Music Submissions and Demo Recordings

“Hey Jim, when I send you my music demo recordings, how evolved does the recording need to be?”

music-submissionWell, when I receive Music Submissions, I personally prefer the acoustic guitar or piano version of the song. This way I can hear the vocals, melody, chord structure and song arrangement. Then we can talk about the direction of the production.

A cell phone recording is fine with me for this purpose. It’s fine when bands or artists make their own multi-track recording, but that usually takes weeks longer to put together.

The other issue with multi-track demo solicitation is, you may get married to the demo. This can be both good and bad. Good if you created something awesome and we can use it. Bad if you created something not awesome and you can’t hear the song any other way.

Another reason I prefer a basic version is, you brought it to me so we can take your idea to the next level. The next level sonically and artistically. We will best achieve this from the ground up. If I am producing your project from tracking to Mixing, I am going to use the best recording equipment available e.g. Microphones, pre-amps, outboard gear and recording software. This will insure your idea reaches maximum sonic level.

As a Music Producer, I prefer to start with the song idea at it’s most basic level. The melody, chord progression and lyrics need to stand on their own. Let’s get this nailed down in pre production and then build the song out from there. I might have some ideas that you haven’t considered and you might have some ideas that we need to explore.
My experience will guide us through this process in a productive and efficient manner.

Other times a more established band will have recorded tracks for a demo with the intent to turn it into a master. We will have discussed this in preproduction and we would re-cut any tracks that are not sonically relevant. Again, we would have established the musical direction before I accepted the project.

Hope this helps, Jim Ebert
 
 

Tales From The Vault #2

Music Producer Stories from Jim Ebert

Back in the 90s, I produced a song called “Hooch” by the band Everything. I was living in Los Angeles at the time and myself and the band were trying figure out where to record the album. The budget was ok but by no means a 90’s label budget. At the time, the band lived on a farm property which had an old, brick ,large mainhouse that was vacant. The house was a couple hundred years old and had a ton of charm. We worked a deal out with the property owner to rent the house for a month to record the album.

Then we went to work, somehow I rented a package from an LA rental company, which included: A studer 827 24 track, 10 API mic pres,2 la2a’s, 2 1176’s, an Elam 251, 2 akg 414’s, A bunch of hooch-by-everythingSennheiser and Shure Studer-a827-24-trackMics, Cabling, Snakes, and other stuff. I brought pro tools and a few instruments, the bands friends bought a console to monitor with and after 2 days of wiring, we had a studio.

As far as tracking, all the rooms in the house sounded different.
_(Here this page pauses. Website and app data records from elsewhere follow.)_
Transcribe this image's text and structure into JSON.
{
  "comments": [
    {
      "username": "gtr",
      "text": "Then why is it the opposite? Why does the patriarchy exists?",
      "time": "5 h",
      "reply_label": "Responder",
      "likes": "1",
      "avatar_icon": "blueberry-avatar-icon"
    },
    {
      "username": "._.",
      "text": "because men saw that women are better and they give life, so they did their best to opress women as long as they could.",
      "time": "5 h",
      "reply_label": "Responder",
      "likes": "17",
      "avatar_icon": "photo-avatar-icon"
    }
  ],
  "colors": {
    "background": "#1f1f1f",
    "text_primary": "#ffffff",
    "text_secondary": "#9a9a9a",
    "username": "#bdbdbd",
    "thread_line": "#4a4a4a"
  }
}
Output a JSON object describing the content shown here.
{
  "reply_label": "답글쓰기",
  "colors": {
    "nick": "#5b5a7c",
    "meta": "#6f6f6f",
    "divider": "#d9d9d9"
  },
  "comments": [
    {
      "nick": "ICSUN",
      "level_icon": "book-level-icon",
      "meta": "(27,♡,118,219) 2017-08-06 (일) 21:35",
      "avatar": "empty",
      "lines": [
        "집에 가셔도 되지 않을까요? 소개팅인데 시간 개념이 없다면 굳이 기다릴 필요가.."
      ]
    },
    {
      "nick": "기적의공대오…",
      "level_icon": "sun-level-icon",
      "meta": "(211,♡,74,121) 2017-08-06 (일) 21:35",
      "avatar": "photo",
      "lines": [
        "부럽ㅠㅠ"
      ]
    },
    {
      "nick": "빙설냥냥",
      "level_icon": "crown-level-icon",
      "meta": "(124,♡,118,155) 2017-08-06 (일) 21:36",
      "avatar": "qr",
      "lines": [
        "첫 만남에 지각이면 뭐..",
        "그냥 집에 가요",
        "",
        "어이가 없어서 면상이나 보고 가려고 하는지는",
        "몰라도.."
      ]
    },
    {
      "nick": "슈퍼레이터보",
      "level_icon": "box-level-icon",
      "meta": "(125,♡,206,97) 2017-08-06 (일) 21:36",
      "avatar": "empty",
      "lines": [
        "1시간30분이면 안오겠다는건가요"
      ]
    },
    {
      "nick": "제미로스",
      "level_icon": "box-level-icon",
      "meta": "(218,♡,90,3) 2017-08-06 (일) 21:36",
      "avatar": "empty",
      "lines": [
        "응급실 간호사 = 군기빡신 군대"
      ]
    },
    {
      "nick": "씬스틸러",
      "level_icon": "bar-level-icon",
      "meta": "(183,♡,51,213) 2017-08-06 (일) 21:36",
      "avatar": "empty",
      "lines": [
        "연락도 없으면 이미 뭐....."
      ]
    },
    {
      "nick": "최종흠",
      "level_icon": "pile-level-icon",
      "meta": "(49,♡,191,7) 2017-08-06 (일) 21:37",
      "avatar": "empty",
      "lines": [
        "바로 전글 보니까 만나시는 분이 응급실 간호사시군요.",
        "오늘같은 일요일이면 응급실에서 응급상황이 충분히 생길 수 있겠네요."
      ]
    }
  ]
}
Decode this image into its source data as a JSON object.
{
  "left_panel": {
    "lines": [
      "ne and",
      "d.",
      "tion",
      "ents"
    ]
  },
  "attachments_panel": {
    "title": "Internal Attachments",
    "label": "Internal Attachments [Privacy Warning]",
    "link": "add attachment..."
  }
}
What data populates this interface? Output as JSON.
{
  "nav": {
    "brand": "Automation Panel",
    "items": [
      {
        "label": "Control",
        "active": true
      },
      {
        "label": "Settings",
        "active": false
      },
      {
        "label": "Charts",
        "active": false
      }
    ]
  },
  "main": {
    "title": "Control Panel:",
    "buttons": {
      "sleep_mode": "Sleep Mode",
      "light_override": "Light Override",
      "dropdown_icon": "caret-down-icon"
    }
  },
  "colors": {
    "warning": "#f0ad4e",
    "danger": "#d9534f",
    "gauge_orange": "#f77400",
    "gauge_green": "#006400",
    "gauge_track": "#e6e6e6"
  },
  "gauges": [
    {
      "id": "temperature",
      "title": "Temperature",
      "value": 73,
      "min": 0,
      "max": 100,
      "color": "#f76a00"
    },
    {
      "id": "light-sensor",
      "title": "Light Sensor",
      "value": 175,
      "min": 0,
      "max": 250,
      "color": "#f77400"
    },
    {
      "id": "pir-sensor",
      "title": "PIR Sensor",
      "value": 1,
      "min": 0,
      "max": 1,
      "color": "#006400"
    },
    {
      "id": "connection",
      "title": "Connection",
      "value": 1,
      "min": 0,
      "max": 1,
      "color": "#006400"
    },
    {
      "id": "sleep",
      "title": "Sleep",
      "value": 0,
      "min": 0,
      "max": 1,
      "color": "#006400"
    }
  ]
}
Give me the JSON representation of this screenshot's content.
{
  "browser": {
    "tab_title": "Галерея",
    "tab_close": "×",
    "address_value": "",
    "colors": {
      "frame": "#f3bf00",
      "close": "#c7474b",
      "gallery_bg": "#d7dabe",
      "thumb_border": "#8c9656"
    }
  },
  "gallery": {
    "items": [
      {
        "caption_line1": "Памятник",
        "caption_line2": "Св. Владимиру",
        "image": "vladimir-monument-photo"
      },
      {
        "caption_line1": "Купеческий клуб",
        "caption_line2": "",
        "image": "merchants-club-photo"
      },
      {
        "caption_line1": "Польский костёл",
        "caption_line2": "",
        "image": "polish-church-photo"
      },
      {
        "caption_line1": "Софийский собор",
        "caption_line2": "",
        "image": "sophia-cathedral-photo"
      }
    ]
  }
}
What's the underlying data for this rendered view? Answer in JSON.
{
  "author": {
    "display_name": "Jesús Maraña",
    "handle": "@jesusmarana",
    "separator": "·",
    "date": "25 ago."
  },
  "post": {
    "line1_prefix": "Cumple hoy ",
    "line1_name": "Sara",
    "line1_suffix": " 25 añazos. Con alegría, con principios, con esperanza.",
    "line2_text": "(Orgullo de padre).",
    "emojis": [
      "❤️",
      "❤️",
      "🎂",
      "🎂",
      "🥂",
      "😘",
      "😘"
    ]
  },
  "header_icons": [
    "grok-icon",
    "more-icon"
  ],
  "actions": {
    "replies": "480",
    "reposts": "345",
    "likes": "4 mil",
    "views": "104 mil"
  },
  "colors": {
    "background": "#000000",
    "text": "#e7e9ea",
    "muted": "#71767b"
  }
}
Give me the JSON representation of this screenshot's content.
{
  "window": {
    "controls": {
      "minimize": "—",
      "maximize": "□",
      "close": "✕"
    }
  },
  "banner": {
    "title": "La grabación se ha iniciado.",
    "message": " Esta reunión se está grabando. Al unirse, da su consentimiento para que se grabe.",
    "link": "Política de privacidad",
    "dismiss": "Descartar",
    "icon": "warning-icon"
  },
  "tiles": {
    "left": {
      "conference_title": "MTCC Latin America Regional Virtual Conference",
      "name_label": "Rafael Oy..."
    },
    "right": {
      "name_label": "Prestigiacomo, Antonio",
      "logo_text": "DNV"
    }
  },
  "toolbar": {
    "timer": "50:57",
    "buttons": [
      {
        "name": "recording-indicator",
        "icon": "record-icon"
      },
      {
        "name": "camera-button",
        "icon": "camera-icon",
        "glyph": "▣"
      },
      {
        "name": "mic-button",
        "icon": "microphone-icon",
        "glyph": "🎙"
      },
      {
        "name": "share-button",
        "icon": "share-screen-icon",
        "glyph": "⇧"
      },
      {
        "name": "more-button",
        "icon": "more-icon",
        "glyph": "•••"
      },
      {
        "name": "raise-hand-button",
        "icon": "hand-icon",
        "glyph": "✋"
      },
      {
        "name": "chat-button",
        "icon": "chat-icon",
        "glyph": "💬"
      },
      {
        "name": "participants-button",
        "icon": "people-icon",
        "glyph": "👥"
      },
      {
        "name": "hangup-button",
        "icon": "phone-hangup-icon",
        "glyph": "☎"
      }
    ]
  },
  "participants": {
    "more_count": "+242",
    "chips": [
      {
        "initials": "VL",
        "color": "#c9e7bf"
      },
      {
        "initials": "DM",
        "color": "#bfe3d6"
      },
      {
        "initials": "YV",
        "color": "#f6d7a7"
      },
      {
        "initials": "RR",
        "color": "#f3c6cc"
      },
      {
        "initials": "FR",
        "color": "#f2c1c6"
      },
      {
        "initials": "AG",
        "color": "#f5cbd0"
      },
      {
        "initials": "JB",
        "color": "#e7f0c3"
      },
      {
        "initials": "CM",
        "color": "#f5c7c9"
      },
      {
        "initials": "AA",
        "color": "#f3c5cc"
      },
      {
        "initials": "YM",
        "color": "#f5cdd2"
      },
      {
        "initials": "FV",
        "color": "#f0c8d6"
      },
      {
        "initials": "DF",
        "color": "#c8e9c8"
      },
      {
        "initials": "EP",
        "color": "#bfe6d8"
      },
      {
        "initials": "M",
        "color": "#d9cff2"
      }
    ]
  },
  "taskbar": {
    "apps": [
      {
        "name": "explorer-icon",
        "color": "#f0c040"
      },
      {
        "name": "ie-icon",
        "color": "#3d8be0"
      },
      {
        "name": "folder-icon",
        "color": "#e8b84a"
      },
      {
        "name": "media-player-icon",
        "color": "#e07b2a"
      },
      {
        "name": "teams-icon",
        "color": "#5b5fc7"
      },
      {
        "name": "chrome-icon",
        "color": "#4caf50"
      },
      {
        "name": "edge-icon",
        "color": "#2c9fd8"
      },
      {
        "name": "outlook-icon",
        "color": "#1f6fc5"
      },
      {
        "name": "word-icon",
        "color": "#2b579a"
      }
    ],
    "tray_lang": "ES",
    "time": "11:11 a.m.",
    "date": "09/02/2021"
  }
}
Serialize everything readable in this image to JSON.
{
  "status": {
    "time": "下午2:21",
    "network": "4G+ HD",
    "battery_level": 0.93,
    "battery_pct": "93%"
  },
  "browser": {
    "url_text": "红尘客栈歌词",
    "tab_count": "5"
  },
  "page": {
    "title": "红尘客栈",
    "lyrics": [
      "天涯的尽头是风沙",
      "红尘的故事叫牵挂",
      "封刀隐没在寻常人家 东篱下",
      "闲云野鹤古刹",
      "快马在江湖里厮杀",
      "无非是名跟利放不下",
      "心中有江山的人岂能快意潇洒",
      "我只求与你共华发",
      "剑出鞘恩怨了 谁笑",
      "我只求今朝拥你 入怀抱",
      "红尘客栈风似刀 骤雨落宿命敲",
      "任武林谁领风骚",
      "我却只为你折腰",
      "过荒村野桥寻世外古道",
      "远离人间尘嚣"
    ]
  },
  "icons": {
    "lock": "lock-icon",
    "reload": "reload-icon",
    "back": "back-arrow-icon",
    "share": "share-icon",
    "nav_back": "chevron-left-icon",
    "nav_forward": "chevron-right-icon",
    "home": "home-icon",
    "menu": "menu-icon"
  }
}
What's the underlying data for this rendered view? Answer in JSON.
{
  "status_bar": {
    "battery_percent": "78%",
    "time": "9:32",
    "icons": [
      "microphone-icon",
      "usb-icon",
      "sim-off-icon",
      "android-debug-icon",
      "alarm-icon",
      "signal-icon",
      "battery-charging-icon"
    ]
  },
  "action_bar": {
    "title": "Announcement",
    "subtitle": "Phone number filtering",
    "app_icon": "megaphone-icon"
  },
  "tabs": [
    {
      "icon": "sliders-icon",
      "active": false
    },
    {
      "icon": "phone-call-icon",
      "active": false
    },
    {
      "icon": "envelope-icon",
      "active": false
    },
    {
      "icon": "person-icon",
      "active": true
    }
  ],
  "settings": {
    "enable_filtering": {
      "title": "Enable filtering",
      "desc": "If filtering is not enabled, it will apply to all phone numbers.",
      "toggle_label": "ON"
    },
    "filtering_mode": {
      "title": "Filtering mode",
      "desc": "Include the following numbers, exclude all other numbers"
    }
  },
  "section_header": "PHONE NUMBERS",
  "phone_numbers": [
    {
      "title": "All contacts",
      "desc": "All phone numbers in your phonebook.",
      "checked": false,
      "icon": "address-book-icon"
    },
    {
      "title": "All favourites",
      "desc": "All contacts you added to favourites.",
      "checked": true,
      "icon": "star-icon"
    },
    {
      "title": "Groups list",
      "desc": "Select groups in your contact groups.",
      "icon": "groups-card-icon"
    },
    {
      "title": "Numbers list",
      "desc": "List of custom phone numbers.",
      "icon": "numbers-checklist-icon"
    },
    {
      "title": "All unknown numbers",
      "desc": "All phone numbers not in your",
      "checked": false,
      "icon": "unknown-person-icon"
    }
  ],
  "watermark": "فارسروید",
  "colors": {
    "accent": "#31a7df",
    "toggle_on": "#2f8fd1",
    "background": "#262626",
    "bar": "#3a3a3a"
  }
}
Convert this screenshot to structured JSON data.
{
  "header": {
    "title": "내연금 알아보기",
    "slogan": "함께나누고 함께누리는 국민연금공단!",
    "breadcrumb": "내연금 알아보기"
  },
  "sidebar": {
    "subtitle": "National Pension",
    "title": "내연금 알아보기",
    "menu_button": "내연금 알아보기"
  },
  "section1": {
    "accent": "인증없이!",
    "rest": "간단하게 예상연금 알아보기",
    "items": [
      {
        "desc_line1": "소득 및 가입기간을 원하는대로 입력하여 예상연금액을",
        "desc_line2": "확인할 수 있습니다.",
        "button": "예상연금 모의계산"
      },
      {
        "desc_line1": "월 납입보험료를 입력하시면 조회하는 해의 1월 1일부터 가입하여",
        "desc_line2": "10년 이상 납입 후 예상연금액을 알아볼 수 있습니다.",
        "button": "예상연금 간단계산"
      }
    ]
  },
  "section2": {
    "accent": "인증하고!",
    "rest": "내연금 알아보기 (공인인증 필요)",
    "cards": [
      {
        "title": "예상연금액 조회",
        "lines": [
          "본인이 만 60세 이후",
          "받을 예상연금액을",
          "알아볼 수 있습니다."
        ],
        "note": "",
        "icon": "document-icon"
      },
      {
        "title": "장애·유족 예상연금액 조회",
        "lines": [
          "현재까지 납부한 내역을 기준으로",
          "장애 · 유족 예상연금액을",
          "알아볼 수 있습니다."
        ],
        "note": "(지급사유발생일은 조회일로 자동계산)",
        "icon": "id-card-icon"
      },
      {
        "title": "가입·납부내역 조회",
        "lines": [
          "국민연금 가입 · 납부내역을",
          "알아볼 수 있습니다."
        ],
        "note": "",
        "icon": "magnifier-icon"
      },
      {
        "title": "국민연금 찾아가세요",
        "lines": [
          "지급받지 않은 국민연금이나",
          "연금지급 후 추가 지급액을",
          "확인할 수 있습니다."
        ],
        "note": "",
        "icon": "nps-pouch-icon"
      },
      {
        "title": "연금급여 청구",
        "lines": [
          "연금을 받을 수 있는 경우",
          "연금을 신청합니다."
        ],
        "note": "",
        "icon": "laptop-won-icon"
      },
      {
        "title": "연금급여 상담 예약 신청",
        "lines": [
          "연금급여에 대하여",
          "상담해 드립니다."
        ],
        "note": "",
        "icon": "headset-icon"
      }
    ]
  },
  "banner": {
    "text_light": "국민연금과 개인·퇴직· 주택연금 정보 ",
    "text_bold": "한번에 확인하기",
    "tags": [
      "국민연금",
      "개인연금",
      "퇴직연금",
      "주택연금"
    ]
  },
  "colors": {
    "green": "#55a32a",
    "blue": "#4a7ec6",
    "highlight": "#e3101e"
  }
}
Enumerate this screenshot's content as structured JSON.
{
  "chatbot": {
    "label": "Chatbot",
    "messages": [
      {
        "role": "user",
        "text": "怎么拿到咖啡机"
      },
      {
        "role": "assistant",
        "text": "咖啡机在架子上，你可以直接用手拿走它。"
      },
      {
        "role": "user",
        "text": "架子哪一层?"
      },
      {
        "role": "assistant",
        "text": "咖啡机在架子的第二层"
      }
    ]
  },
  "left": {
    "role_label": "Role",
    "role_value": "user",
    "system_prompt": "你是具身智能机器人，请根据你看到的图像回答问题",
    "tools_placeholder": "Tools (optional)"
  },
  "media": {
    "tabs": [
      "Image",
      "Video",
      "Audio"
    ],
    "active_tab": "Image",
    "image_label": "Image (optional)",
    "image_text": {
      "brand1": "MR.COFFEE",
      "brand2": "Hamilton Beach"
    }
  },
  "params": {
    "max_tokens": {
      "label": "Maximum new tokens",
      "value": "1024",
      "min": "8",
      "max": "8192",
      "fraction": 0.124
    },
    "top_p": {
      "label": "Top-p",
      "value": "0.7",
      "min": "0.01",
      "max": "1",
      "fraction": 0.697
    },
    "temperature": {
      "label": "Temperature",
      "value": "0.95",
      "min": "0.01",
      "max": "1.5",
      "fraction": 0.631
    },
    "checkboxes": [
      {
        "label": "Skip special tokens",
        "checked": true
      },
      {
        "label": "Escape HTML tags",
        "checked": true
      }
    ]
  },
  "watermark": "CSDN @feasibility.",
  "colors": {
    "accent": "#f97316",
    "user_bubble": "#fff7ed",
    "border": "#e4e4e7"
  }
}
We would set the drums up in one room and see what song fit that drum sound. So, we recorded drums in several different rooms. The drum loop for Hooch was recorded in the servant’s quarters(200 year old house) with 2 shure 57’s straight to a cassette deck then dropped into pro-tools for arrangement. The background vocals were recorded on the back porch after trying several other options. The only expensive mic we used was the Elam 251 for lead vocals. The rest of the mic’s were mainly 57’s.

All of this was a lot of fun and work and really made possible who rented me everything for 7k and that covered shipping for all the gear as well. This made it possible to expand our timeline from 2 weeks to 5 weeks to record the record.

It takes time to make records, to look at options sonically and musically,emotionally,
This was a magic time in my carreer and my liver will never forget it.

Music Producer Jim Ebert